When it comes to sunwear, frames get most of the attention. Designer brand names and celebrity endorsements tend to do that.
Industry experts, however, agree that the most exciting innovations in sunwear—now and for the foreseeable future—are happening in the lens arena. And just as with the newest clear progressive and single-vision lens designs, eye-care professionals need to stay on top of the new technology in order to recommend the best options for their patients' visual needs.
"What the lens technology can do now [in sunwear] is truly amazing," noted Susan Blaine, optical manager at Eye Clinic of Wisconsin, a six-location practice in northern and central Wisconsin. "We have so many patients come in and say, 'I never wear sunglasses. I never thought of it.' We're changing a lot of patients' minds about sunwear."
Indeed, the visual benefits offered by sun lenses in general have long been known. Clinical studies have demonstrated the ocular health benefits of blocking ultraviolet (UV) rays from the eye surface. Glare reduction has been shown to improve visual performance. Studies have linked the use of sunglasses to a reduced risk for the development of cataracts and macular degeneration. Anecdotally, many feel wearing sunglasses delays the development of "crow's feet" around the eyes because wearers aren't squinting to compensate for glare from the sun.
With all of these obvious benefits, manufacturers have attempted to expand the availability of prescription sun lens products to meet the needs of a wide variety of potential wearers. As with clear single-vision and progressive lenses, manufacturers are releasing sun lens designs (in both progressive in single-vision) that incorporate free-form technology.
Through customized backside surfacing processes, free-form lenses can be personalized to fit the unique prescription, wearing habits, and visual behaviors of individual patients. In addition, several manufacturers have developed prescription sun lenses in 8-base curves for fitting in popular "wrap" sunglass frames, like the Attitude polarized lens from Shamir. Wrap styles are particularly popular among wearers who enjoy outdoor sports activities.

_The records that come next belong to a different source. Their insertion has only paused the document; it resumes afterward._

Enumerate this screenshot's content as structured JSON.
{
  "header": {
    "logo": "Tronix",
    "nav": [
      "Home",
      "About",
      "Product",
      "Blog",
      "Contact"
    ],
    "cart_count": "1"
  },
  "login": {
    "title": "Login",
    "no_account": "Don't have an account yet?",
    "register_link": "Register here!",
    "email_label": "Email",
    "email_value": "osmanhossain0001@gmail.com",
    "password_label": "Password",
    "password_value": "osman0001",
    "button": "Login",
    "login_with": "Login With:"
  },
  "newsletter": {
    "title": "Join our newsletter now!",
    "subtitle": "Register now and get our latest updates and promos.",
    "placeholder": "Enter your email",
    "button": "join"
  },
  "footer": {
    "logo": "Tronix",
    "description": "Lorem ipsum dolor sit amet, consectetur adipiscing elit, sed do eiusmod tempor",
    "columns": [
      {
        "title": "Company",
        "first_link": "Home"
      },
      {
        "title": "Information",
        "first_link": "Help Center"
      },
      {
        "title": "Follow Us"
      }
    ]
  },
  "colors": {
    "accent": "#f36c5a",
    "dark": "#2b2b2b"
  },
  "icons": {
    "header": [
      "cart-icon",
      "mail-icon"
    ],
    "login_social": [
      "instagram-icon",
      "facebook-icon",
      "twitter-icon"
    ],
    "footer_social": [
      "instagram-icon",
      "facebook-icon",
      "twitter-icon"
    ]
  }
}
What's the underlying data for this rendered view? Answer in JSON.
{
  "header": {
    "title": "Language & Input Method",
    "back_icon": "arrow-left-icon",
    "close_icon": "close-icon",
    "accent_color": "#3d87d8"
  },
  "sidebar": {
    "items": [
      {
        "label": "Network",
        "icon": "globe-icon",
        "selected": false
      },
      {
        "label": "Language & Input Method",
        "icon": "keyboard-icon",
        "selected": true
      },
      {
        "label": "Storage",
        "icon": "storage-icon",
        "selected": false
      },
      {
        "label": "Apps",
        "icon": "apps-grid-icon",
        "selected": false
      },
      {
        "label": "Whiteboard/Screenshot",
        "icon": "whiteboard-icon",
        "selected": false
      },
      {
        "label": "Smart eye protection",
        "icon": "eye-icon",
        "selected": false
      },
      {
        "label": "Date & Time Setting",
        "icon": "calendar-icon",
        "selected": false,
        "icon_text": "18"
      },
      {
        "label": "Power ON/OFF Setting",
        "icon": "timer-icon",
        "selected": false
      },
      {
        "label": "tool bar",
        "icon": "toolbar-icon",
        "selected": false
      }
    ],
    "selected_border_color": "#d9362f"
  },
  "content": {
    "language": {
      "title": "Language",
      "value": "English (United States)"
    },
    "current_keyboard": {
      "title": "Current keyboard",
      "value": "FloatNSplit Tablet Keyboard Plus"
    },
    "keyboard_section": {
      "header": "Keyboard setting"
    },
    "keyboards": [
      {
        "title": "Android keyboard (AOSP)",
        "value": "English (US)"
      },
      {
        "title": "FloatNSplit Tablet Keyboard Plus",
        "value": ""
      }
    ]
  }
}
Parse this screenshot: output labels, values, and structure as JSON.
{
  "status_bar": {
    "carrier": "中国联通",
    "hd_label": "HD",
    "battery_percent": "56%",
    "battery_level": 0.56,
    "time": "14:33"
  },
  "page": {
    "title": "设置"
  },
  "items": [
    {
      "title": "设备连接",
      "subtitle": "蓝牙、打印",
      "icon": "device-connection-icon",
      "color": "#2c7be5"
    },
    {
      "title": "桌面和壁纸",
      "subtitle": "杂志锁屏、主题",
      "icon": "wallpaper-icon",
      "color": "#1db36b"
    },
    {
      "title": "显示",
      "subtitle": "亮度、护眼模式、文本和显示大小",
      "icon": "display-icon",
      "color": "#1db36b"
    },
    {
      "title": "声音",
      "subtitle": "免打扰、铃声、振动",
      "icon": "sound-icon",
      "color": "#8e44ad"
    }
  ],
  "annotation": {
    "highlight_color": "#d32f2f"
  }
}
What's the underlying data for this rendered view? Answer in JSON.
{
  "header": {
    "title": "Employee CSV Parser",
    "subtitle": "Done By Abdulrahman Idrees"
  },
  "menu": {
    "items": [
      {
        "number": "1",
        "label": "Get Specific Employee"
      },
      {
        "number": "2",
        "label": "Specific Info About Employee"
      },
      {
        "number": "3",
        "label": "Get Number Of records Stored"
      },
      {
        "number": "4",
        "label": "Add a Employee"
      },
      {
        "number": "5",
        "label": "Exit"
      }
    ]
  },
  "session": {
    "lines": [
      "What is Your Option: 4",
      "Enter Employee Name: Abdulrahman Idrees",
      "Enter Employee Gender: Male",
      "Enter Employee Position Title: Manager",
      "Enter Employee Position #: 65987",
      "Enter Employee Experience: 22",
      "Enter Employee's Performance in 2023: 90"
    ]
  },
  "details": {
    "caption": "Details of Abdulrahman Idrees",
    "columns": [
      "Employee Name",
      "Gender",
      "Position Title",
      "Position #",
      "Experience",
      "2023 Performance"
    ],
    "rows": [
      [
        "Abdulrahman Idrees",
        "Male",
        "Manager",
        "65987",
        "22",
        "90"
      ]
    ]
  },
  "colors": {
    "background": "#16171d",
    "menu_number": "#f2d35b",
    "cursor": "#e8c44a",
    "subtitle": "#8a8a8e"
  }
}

Several lens manufacturers have rolled out new prescription sun lens product lines. Costa del Mar, for example, released its popular 580 polarized lens, which had been available in plano for a number of years, in prescription form. Costa sells complete eyewear, which means it uses its own proprietary process to prepare the lenses, which are designed to fit only their frames. The product—available in a prescription range of –5 to +3 D, in an 8-base wrap—can only be ordered directly from Costa.
In addition, photochromic lens manufacturer Transitions Optical continued to expand its offerings in its line of performance sunwear, which incorporates its unique photochromic technology. In essence, these lenses change from "dark" to "darker" when exposed to UV light, as opposed to conventional Transitions photochromics, which go from clear to dark when exposed to UV light.
Available prescription-ready styles include:
* Autumn Gold Transitions SOLFX and Autumn Gold glass contrast-enhancing lenses from X-Cel Optical Company, designed for hunting and shooting and changes from a yellow to amber shade;
* Bell Transitions SOLFX shield for motorcycle helmets, which changes from clear to gray;
* DEFINITY FAIRWAY Transitions SOLFX lens, available from Essilor, designed for golfers and changes from amber to dark brown;
* Drivewear Transitions SOLFX lenses, equipped with a polarized filter from Younger Optics, designed for driving and changes from green/yellow to copper to dark reddish-brown in response to light;
* NEOX Transitions SOLFX lenses, available through the wholesale labs Walman and Soderberg, designed for golfers and changes from G22 green to a darker green;
* Oakley Transitions adaptive sun lenses for runners, cyclists, and golfers, which is available in a variety of colors; and
* Xperio Transitions adaptive polarized sun lens for runners/hikers and water-sports enthusiasts, which is available from Essilor in either ash gray/dark gray or caramel/dark brown.
Also, Transitions recently launched its new Vantage lens. Though positioned as an "everyday lens"—as opposed to a sun lens—the Vantage does feature variable polarization.
Blaine, who works with most of the Transitions sun lenses, as well as products from Maui Jim and others, said the proliferation of new products in the performance sun lens market has enabled her to increase the emphasis on sunglass sales in her optical dispensary.
Over the past year, the practice has been purchasing exhibit booth space at golf outings and fishing tournaments to promote its sun lens offerings and even had putting greens installed in each of its dispensaries.
"With all of these new products, we can recommend a lens for any number of patient needs, from golfers to [people interested in fishing] to [those] who spend a lot of time driving," Blaine said. "And now we can demonstrate the benefits of these lenses to patients right here in the optical [dispensary]. Sales aren't where I want them to be yet, but they are way ahead of where we were 5 years ago, and growing. It's been great for our business."